Bats are the most common carrier of rabies in Michigan. If a bat is found inside your home, DO NOT DISCARD IT. The Kalamazoo County Health Department recommends that you instead safely collect the bat through the following means:

  • Wear leather gloves
  • Place a coffee can or box over the bat
  • Using a piece of sturdy cardboard, slide it under the can or box
    Tape the cardboard firmly to the container to secure the bat inside.

A dead bat should be submitted for rabies testing as long as its skull is intact. DO NOT crush the bat or put the bat in the freezer. Next, contact Disease Surveillance at the Kalamazoo County Health Department (HCS) 269-373-5267.

Bats are more active this time of year. They are retiring and nocturnal, but can often be seen darting in-flight under summer skies at dusk. They are not active in the daytime. While rabies can only be confirmed by laboratory testing, any bat seen in the daytime or that is unable to fly is more likely to be rabid. A bat should never be touched or handled.

Most people know when they’ve been bitten. However, there are circumstances when exposure occurs without obvious evidence. Bats have small teeth and tiny claws. Bites or scratches can escape detection. A sleeping person awakening to a bat in the room is considered exposed. It is also considered an exposure when a bat is found in a room with an unattended child, or a mentally impaired or intoxicated person. Under such circumstances, it is very important to capture the bat for testing. Any questions or concerns regarding an exposure please contact HCS Disease Surveillance at 269-373-5267.

If a pet has been exposed, it is still important to capture the bat and submit it for testing. If this can’t be done, follow up is required with your pet’s veterinarian or HCS Disease Surveillance at 269-373-5267. All cats and dogs must have current rabies vaccinations.

Rabies is always fatal.
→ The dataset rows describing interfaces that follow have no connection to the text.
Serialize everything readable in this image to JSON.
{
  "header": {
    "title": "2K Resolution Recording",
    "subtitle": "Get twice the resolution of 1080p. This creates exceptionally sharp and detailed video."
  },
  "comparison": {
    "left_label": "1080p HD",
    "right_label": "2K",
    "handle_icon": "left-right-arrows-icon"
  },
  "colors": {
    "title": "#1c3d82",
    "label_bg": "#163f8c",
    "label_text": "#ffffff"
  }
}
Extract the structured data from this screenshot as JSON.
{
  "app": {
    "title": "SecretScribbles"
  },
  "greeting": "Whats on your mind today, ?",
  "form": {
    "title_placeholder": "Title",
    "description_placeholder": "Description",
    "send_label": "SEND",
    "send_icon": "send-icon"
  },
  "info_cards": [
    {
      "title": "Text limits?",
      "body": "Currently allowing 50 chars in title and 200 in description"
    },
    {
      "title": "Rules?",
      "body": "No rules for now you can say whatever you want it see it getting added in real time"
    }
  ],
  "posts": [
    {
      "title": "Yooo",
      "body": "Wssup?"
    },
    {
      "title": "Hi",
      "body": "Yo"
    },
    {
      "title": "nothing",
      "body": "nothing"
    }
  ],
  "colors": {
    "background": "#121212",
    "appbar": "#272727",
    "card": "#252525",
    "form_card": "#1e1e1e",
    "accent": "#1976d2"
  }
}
Fortunately, if a bite or exposure has occurred and the suspected bat cannot be captured for testing, the post-exposure rabies vaccine series is safe and effective. Medical treatment must be sought under such circumstances.